This is likely the reason your fish are dying. They have adapted to high waste levels and when fresh water is added they experience shock. By not doing water changes for months and months you allow a lot of dissolved organic wastes (from fish food/poop/decaying plants/dead bacteria) to build up in the water. Proteins, fats, and sugars do not fully degrade to nitrate in aquariums like they do in nature without long periods of time and huge bacterial loads.
These waste products cause long term stress in fish (lowering immune systems, stunting growth, damaging organs) which make them much more vulnerable to minute environmental changes. The wastes also promote algae growth (certain algae species directly consume organic wastes and use them to grow). This is the reason regular water changes are an absolute must. Not doing water changes to save effort does not work, a water change free tank is simply not possible at the hobbyist level.

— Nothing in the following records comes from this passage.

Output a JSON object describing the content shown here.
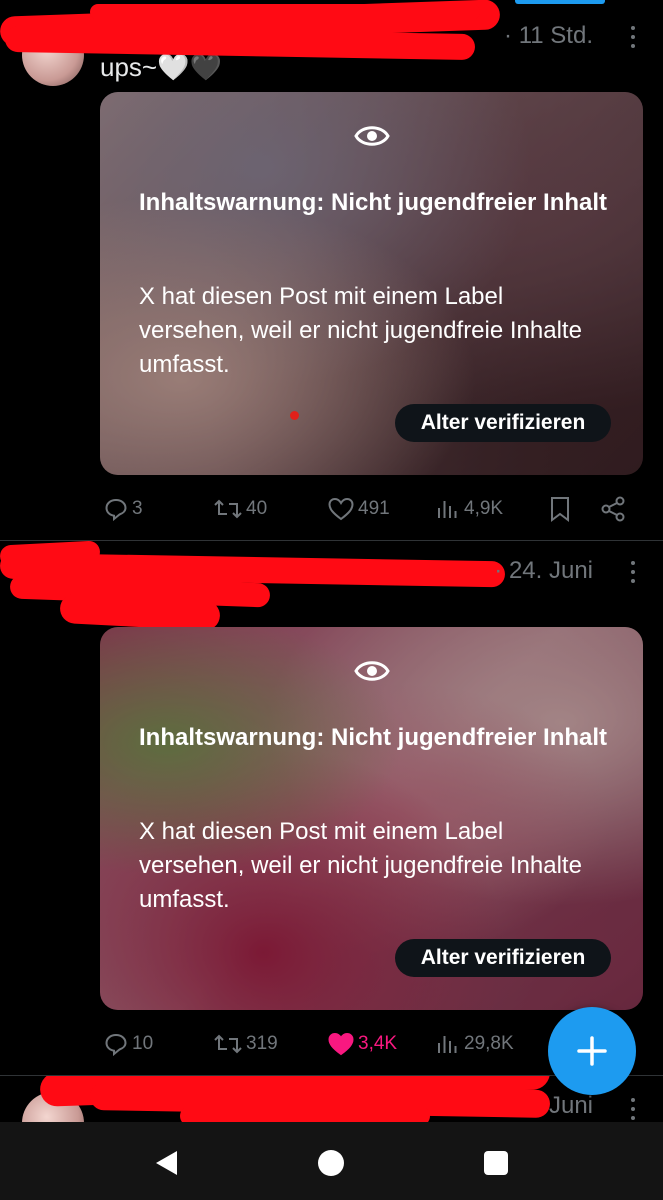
{
  "posts": [
    {
      "timestamp": "11 Std.",
      "text": "ups~🤍🖤",
      "warning_title": "Inhaltswarnung: Nicht jugendfreier Inhalt",
      "warning_body": "X hat diesen Post mit einem Label versehen, weil er nicht jugendfreie Inhalte umfasst.",
      "verify_label": "Alter verifizieren",
      "replies": "3",
      "reposts": "40",
      "likes": "491",
      "views": "4,9K",
      "liked": false
    },
    {
      "timestamp": "24. Juni",
      "text": "",
      "warning_title": "Inhaltswarnung: Nicht jugendfreier Inhalt",
      "warning_body": "X hat diesen Post mit einem Label versehen, weil er nicht jugendfreie Inhalte umfasst.",
      "verify_label": "Alter verifizieren",
      "replies": "10",
      "reposts": "319",
      "likes": "3,4K",
      "views": "29,8K",
      "liked": true
    },
    {
      "timestamp": "23. Juni"
    }
  ],
  "colors": {
    "accent": "#1d9bf0",
    "like": "#f91880",
    "muted": "#71767b",
    "redaction": "#ff0a14"
  },
  "icons": {
    "reply": "reply-icon",
    "repost": "repost-icon",
    "like": "heart-icon",
    "views": "views-icon",
    "bookmark": "bookmark-icon",
    "share": "share-icon",
    "sensitive": "eye-icon",
    "more": "more-icon",
    "compose": "plus-icon",
    "back": "back-icon",
    "home": "home-icon",
    "recents": "recents-icon"
  }
}
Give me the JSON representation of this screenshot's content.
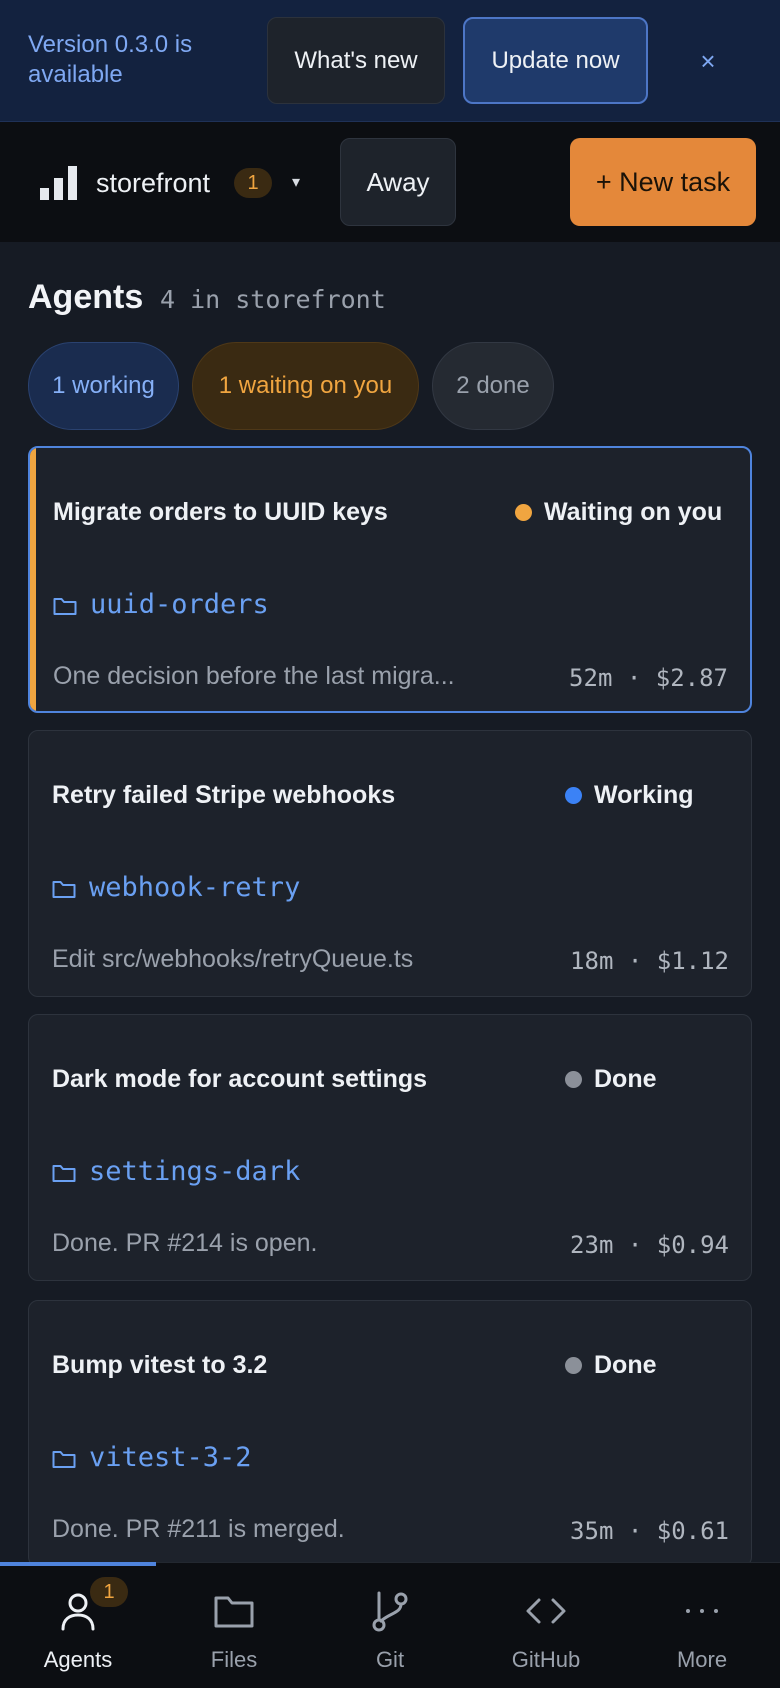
{
  "banner": {
    "text": "Version 0.3.0 is available",
    "whats_new_label": "What's new",
    "update_label": "Update now",
    "close_label": "×"
  },
  "header": {
    "project_name": "storefront",
    "project_badge": "1",
    "caret": "▾",
    "away_label": "Away",
    "new_task_label": "+ New task"
  },
  "agents": {
    "title": "Agents",
    "subtitle": "4 in storefront"
  },
  "filters": {
    "working": "1 working",
    "waiting": "1 waiting on you",
    "done": "2 done"
  },
  "colors": {
    "waiting": "#f0a540",
    "working": "#3b82f6",
    "done": "#8b9099",
    "accent": "#e4883a"
  },
  "tasks": [
    {
      "title": "Migrate orders to UUID keys",
      "status": "Waiting on you",
      "branch": "uuid-orders",
      "description": "One decision before the last migra...",
      "meta": "52m · $2.87"
    },
    {
      "title": "Retry failed Stripe webhooks",
      "status": "Working",
      "branch": "webhook-retry",
      "description": "Edit src/webhooks/retryQueue.ts",
      "meta": "18m · $1.12"
    },
    {
      "title": "Dark mode for account settings",
      "status": "Done",
      "branch": "settings-dark",
      "description": "Done. PR #214 is open.",
      "meta": "23m · $0.94"
    },
    {
      "title": "Bump vitest to 3.2",
      "status": "Done",
      "branch": "vitest-3-2",
      "description": "Done. PR #211 is merged.",
      "meta": "35m · $0.61"
    }
  ],
  "nav": {
    "items": [
      {
        "label": "Agents",
        "icon": "person-icon",
        "badge": "1"
      },
      {
        "label": "Files",
        "icon": "folder-icon"
      },
      {
        "label": "Git",
        "icon": "git-branch-icon"
      },
      {
        "label": "GitHub",
        "icon": "code-icon"
      },
      {
        "label": "More",
        "icon": "more-icon"
      }
    ]
  }
}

So maybe in someone's book it doesn't matter that the pH is 6.0 or 7.6 but obvious my fish haven't read that book. Maybe it is the hardness. But I've also been told that shouldn't matter.
The pH will tend to rise as minerals from top-off water keep getting added to the tank. Evaporation loses water only allowing minerals to accumulate in the tank. These minerals and other dissolved compounds raise the pH over time. Also, if there is no CO2 system on the tank a heavily planted tank will often start to consume the carbonates in the water as a source of CO2 (the KH), this removes buffering capacity and further raises the pH.
For healthy fish pH fluctuations and other environmental changes are not a problem, but for a highly stressed fish it can easily be the straw that breaks the camel's back.
Why would I suddenly have no nitrates in my tanks but the ammonia and nitrites are absent? I've always had 5 ppm nitrates in my 30 gal tank. Suddenly, start topping off with RO water and they disappear, the fish all go into hiding and all my shrimp die off. But the plants are now fine and the algae is gone.
Plants use nitrates, 5 ppm is very low and can easily be used up in a day or two. This is why most people maintain a minimum of about 15 ppm nitrates for plant growth.
How did the water become hard in my 30 gal tank if it comes out of my tap soft?
Evaporation, followed by constant topping off without a proper water change.
I plan to just switch it over to RO water but obviously I haven't gotten the RO situation under control either seeing as how my betta is not doing so well in the straight RO tank. They have been in that tank for more than a month.
Using RO water may help your current situation, but what you need to do is start doing several small water changes a day (5-10%) of your tank's volume. These small water changes will remove small amounts of waste that have built up in the tank water and allow the fish time to adapt. After you have done this for at least a week, you can start doing regular 50% water changes once a week or once every other week.
Any photos of your tank?